Revolution 9 from The Beatles’ White Album holds sway with modern-day prophets, particularly one Charles Manson. The significance of that track’s lyrics was not lost on him. Number 9…Number 9…Number 9. He and he alone understood the transition about to take place, as Revelations 9, the Locust, would lead to Revelations 10, the arrival of the Mighty Angel with the Little Book. (Of course, Manson is insane, so it’s hard to give him much leeway regarding scriptural interpretation.)
More to the point, it’s hard to find favor with such an ominous number as 9. Sure, it’s a kick to watch a row of them tick and click their way to a fresh set of zeroes on the odometer, pretending that a new model of car has just taken the place of the old one, with that new car smell and all the latest bells and whistles. But such are the delusions that will turn positive thinkers into the defeated, on their knees and the gnashing of teeth.
The first time it appears in one’s life, at age 9, obviously, it has a freshness, easily ode to a Sesame Street lesson – “Let’s sing a song about nine. How many is nine?” Sometimes it’s nine cookies for Cookie Monster. Other times its nine ugly bats dangling, not so menacingly, from prop wire. Yes, very cute.
Yet each time it shows up, thereafter, coincidentally enough, every ten years, it takes on a new meaning. Turning 19 might appear as carefree, as simple and quaint as tapping the keg. Some might even say more a rite of passage than a privilege while taking flight from the safety of the nest. While 29 might be seen as an eye opener, with looming questions left unanswered. “Am I in business?” “Am I settled?” Chances are you’re on your way. But if you’re like Biff Loman, the answer is, “No. I’m like a boy.”
Thirty-nine is the age when some people decide to no longer age. Jack Benny, entertainer and violin virtuoso, mastered the art of stopping time in its tracks, holding at 39 for the next 41 years and managing to avoid the burden of contemplating 49, 59, 69 and 79. Or did he?
As the number preceding the 9 increases, the screaming of the German ‘nine’ grows louder. I now see a photograph with the scowling face of philosopher Bertrand Russell, who is old as time, smarter than most, yet unable to boil a pot of water for a cup of tea. Not because he is becoming senile, but because he has been pre-occupied for too many years pondering his own mortality.

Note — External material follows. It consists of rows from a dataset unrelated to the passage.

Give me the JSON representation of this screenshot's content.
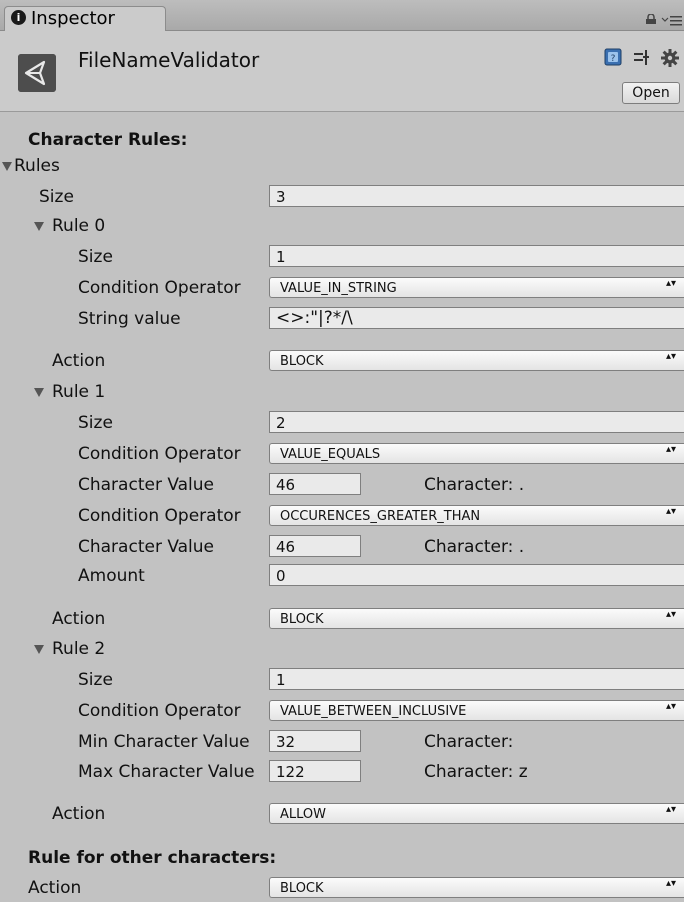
{
  "tab": {
    "label": "Inspector",
    "info_glyph": "i"
  },
  "header": {
    "component_name": "FileNameValidator",
    "open_label": "Open"
  },
  "sections": {
    "character_rules": "Character Rules:",
    "other_rule": "Rule for other characters:"
  },
  "rules": {
    "foldout_label": "Rules",
    "size_label": "Size",
    "size_value": "3",
    "rule0": {
      "foldout_label": "Rule 0",
      "size_label": "Size",
      "size_value": "1",
      "condition_label": "Condition Operator",
      "condition_value": "VALUE_IN_STRING",
      "string_label": "String value",
      "string_value": "<>:\"|?*/\\",
      "action_label": "Action",
      "action_value": "BLOCK"
    },
    "rule1": {
      "foldout_label": "Rule 1",
      "size_label": "Size",
      "size_value": "2",
      "condition1_label": "Condition Operator",
      "condition1_value": "VALUE_EQUALS",
      "charvalue1_label": "Character Value",
      "charvalue1_value": "46",
      "char1_info": "Character: .",
      "condition2_label": "Condition Operator",
      "condition2_value": "OCCURENCES_GREATER_THAN",
      "charvalue2_label": "Character Value",
      "charvalue2_value": "46",
      "char2_info": "Character: .",
      "amount_label": "Amount",
      "amount_value": "0",
      "action_label": "Action",
      "action_value": "BLOCK"
    },
    "rule2": {
      "foldout_label": "Rule 2",
      "size_label": "Size",
      "size_value": "1",
      "condition_label": "Condition Operator",
      "condition_value": "VALUE_BETWEEN_INCLUSIVE",
      "min_label": "Min Character Value",
      "min_value": "32",
      "min_info": "Character:",
      "max_label": "Max Character Value",
      "max_value": "122",
      "max_info": "Character: z",
      "action_label": "Action",
      "action_value": "ALLOW"
    }
  },
  "other": {
    "action_label": "Action",
    "action_value": "BLOCK"
  },
  "dropdown_arrow": "▴▾",
  "icons": [
    "info-icon",
    "lock-icon",
    "tab-menu-icon",
    "unity-script-icon",
    "help-icon",
    "preset-icon",
    "gear-icon",
    "foldout-arrow-icon",
    "dropdown-arrow-icon"
  ]
}
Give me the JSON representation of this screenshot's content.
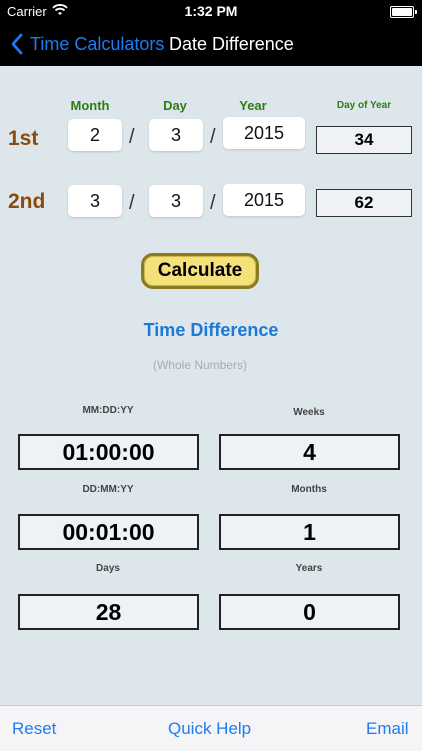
{
  "status_bar": {
    "carrier": "Carrier",
    "time": "1:32 PM"
  },
  "nav": {
    "back_label": "Time Calculators",
    "title": "Date Difference"
  },
  "inputs": {
    "headers": {
      "month": "Month",
      "day": "Day",
      "year": "Year",
      "day_of_year": "Day of Year"
    },
    "slash": "/",
    "rows": [
      {
        "label": "1st",
        "month": "2",
        "day": "3",
        "year": "2015",
        "day_of_year": "34"
      },
      {
        "label": "2nd",
        "month": "3",
        "day": "3",
        "year": "2015",
        "day_of_year": "62"
      }
    ]
  },
  "calculate_label": "Calculate",
  "result": {
    "title": "Time Difference",
    "subtitle": "(Whole Numbers)",
    "mmddyy_label": "MM:DD:YY",
    "mmddyy_value": "01:00:00",
    "weeks_label": "Weeks",
    "weeks_value": "4",
    "ddmmyy_label": "DD:MM:YY",
    "ddmmyy_value": "00:01:00",
    "months_label": "Months",
    "months_value": "1",
    "days_label": "Days",
    "days_value": "28",
    "years_label": "Years",
    "years_value": "0"
  },
  "toolbar": {
    "reset": "Reset",
    "quick_help": "Quick Help",
    "email": "Email"
  }
}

Thankfully, and in spite of myself, I can still boil a pot of water.